App and web page records
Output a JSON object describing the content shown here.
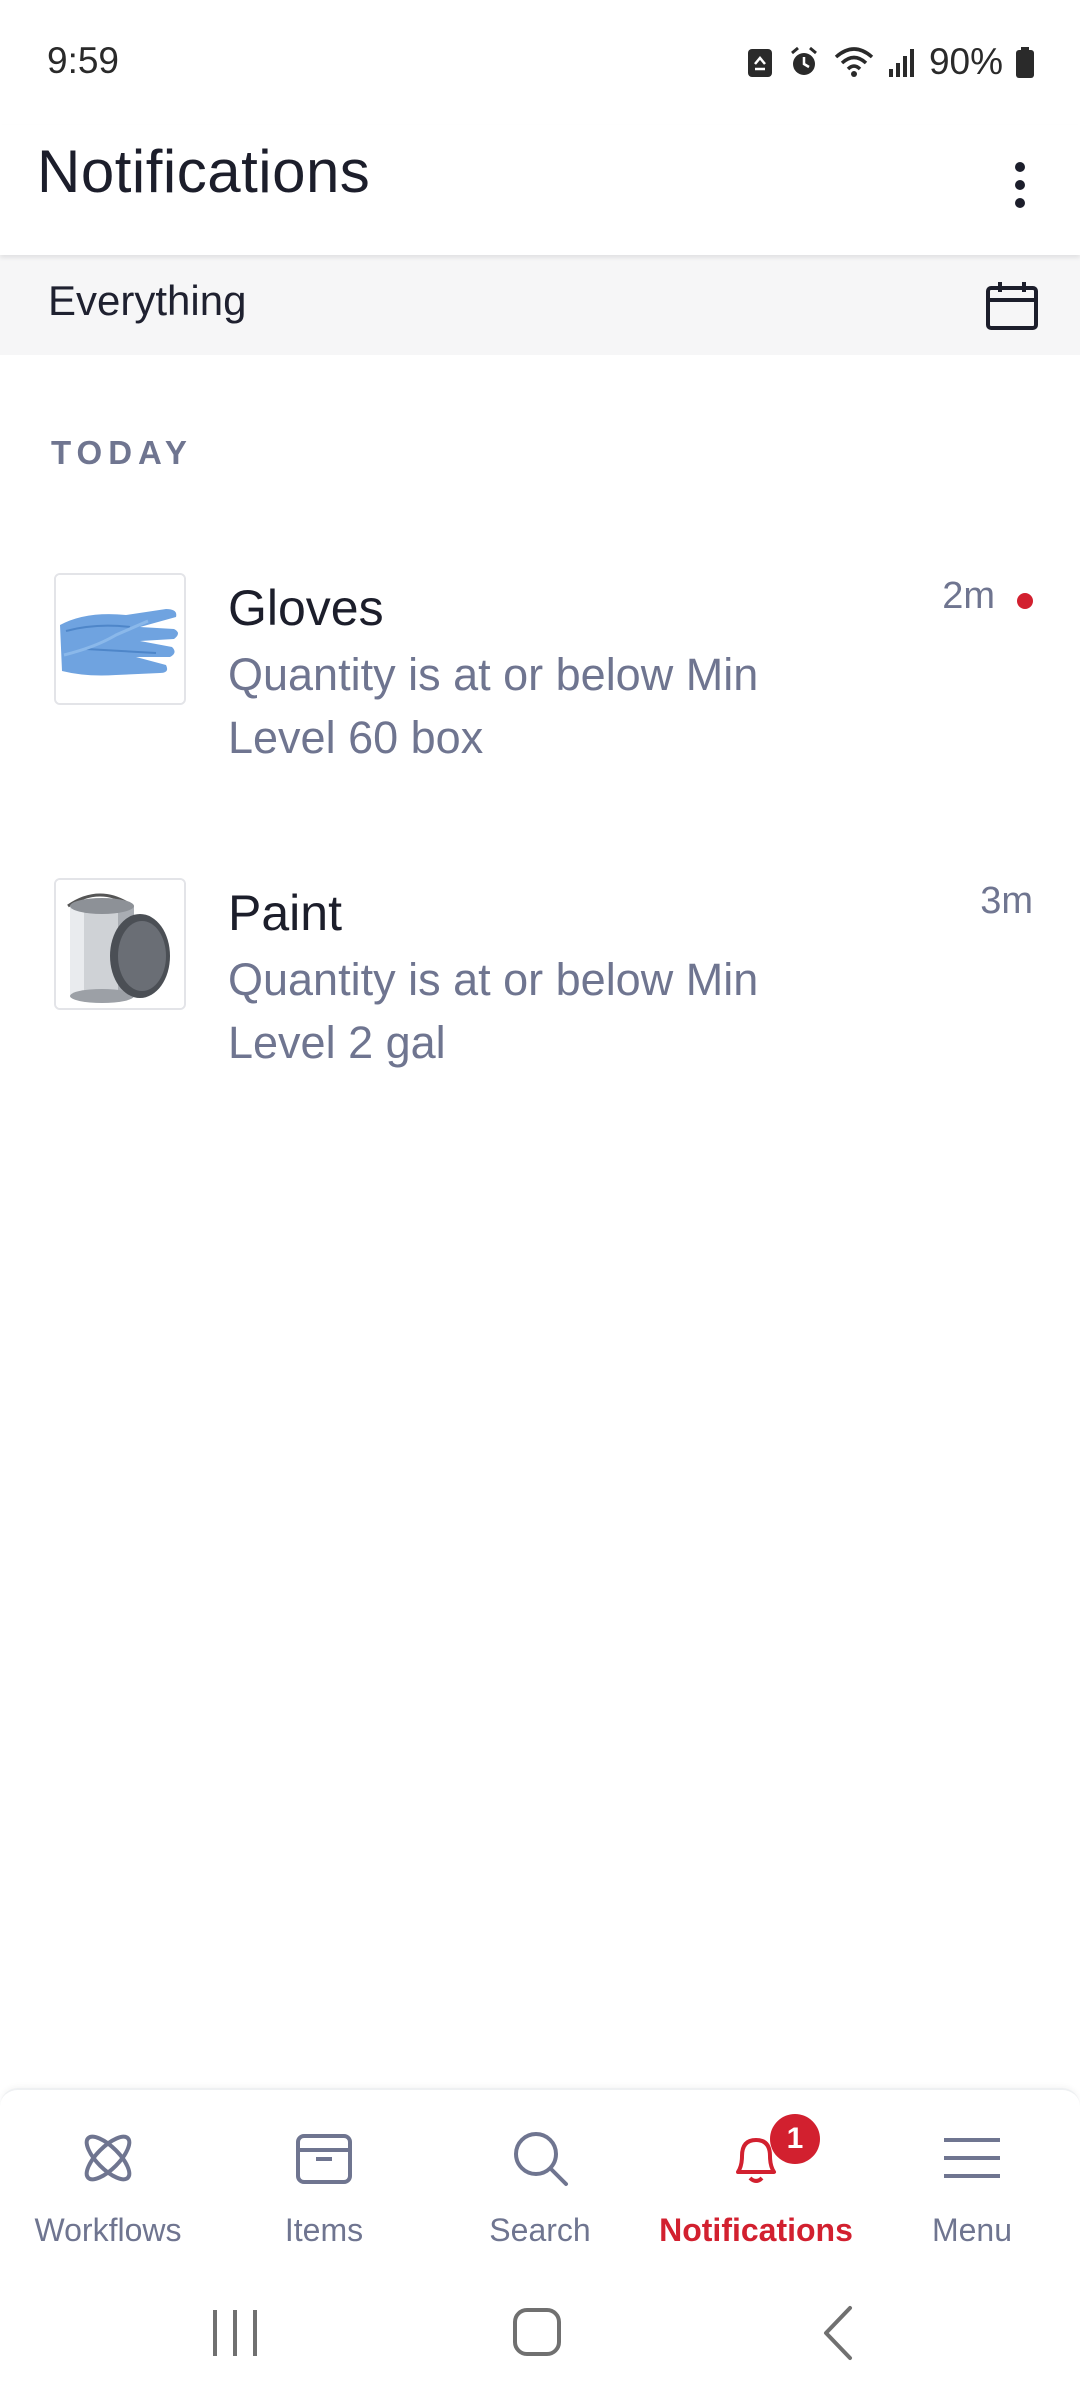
{
  "status_bar": {
    "time": "9:59",
    "battery_percent": "90%",
    "icons": [
      "recycle-icon",
      "alarm-icon",
      "wifi-icon",
      "signal-icon",
      "battery-icon"
    ]
  },
  "app_bar": {
    "title": "Notifications",
    "more_icon": "more-vertical-icon"
  },
  "filter": {
    "label": "Everything",
    "calendar_icon": "calendar-icon"
  },
  "sections": [
    {
      "header": "TODAY",
      "items": [
        {
          "title": "Gloves",
          "body": "Quantity is at or below Min Level 60 box",
          "time": "2m",
          "unread": true,
          "thumbnail": "blue-gloves-image"
        },
        {
          "title": "Paint",
          "body": "Quantity is at or below Min Level 2 gal",
          "time": "3m",
          "unread": false,
          "thumbnail": "paint-can-image"
        }
      ]
    }
  ],
  "bottom_nav": {
    "items": [
      {
        "label": "Workflows",
        "icon": "workflows-icon"
      },
      {
        "label": "Items",
        "icon": "box-icon"
      },
      {
        "label": "Search",
        "icon": "search-icon"
      },
      {
        "label": "Notifications",
        "icon": "bell-icon",
        "badge": "1",
        "active": true
      },
      {
        "label": "Menu",
        "icon": "hamburger-icon"
      }
    ]
  },
  "colors": {
    "accent": "#d2202f",
    "muted_text": "#6f7590",
    "primary_text": "#1c1e2b",
    "filter_bg": "#f6f6f7"
  }
}
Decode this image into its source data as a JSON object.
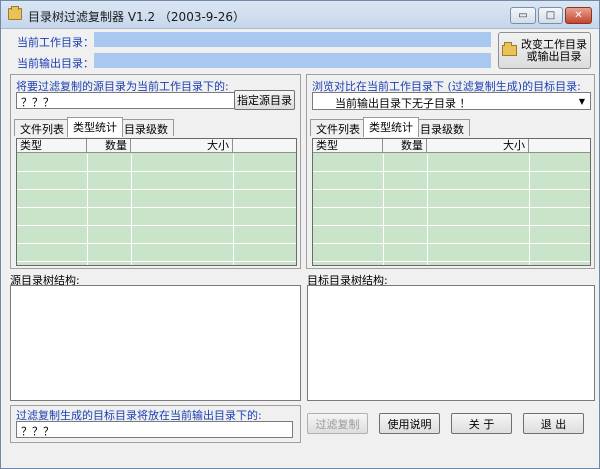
{
  "window": {
    "title": "目录树过滤复制器 V1.2 （2003-9-26）",
    "min_glyph": "▭",
    "max_glyph": "□",
    "close_glyph": "✕"
  },
  "paths": {
    "work_dir_label": "当前工作目录：",
    "work_dir_value": "",
    "output_dir_label": "当前输出目录：",
    "output_dir_value": "",
    "change_button": "改变工作目录\n或输出目录"
  },
  "source": {
    "prompt_label": "将要过滤复制的源目录为当前工作目录下的:",
    "input_value": "？？？",
    "specify_button": "指定源目录",
    "tabs": [
      "文件列表",
      "类型统计",
      "目录级数"
    ],
    "active_tab": 1,
    "columns": [
      "类型",
      "数量",
      "大小"
    ],
    "tree_label": "源目录树结构:"
  },
  "target": {
    "browse_label": "浏览对比在当前工作目录下 (过滤复制生成)的目标目录:",
    "select_value": "当前输出目录下无子目录 ！",
    "tabs": [
      "文件列表",
      "类型统计",
      "目录级数"
    ],
    "active_tab": 1,
    "columns": [
      "类型",
      "数量",
      "大小"
    ],
    "tree_label": "目标目录树结构:"
  },
  "bottom": {
    "place_label": "过滤复制生成的目标目录将放在当前输出目录下的:",
    "input_value": "？？？",
    "filter_copy_button": "过滤复制",
    "help_button": "使用说明",
    "about_button": "关 于",
    "exit_button": "退 出"
  },
  "colors": {
    "label_blue": "#1a3fb4",
    "path_bar": "#a9c8f0",
    "grid_green": "#c9e4c9"
  }
}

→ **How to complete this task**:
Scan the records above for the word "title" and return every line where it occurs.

→ **Solved exercise**:
    "title": "Notifications",
          "title": "Gloves",
          "title": "Paint",
    "title": "目录树过滤复制器 V1.2 （2003-9-26）",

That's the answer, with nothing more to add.